Entries from a dataset of interfaces:
--- START ---

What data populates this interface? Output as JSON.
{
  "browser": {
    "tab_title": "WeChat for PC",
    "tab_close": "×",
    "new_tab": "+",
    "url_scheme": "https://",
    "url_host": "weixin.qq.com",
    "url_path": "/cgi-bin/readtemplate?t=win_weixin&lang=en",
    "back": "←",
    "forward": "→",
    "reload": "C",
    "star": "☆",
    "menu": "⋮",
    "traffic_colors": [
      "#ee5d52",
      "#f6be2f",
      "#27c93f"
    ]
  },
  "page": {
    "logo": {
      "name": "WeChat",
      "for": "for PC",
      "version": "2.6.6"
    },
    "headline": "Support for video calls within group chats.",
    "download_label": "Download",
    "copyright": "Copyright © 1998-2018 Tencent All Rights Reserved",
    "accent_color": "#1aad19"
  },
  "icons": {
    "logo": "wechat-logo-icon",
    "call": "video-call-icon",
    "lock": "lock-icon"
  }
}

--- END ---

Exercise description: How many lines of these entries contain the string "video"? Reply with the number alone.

Result of the exercise: 2